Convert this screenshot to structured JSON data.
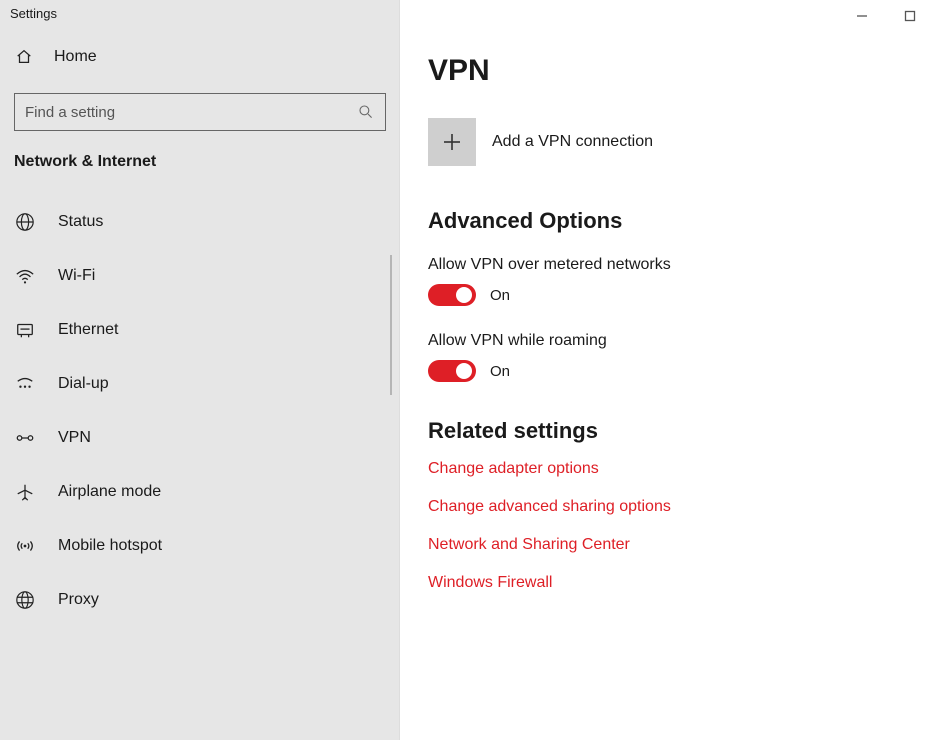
{
  "app_title": "Settings",
  "sidebar": {
    "home_label": "Home",
    "search_placeholder": "Find a setting",
    "category": "Network & Internet",
    "items": [
      {
        "label": "Status"
      },
      {
        "label": "Wi-Fi"
      },
      {
        "label": "Ethernet"
      },
      {
        "label": "Dial-up"
      },
      {
        "label": "VPN"
      },
      {
        "label": "Airplane mode"
      },
      {
        "label": "Mobile hotspot"
      },
      {
        "label": "Proxy"
      }
    ]
  },
  "main": {
    "page_title": "VPN",
    "add_vpn_label": "Add a VPN connection",
    "advanced_heading": "Advanced Options",
    "settings": [
      {
        "label": "Allow VPN over metered networks",
        "state": "On"
      },
      {
        "label": "Allow VPN while roaming",
        "state": "On"
      }
    ],
    "related_heading": "Related settings",
    "links": [
      "Change adapter options",
      "Change advanced sharing options",
      "Network and Sharing Center",
      "Windows Firewall"
    ]
  },
  "colors": {
    "accent": "#de1f26"
  }
}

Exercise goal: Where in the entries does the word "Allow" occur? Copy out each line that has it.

Result of this exercise:
        "label": "Allow VPN over metered networks",
        "label": "Allow VPN while roaming",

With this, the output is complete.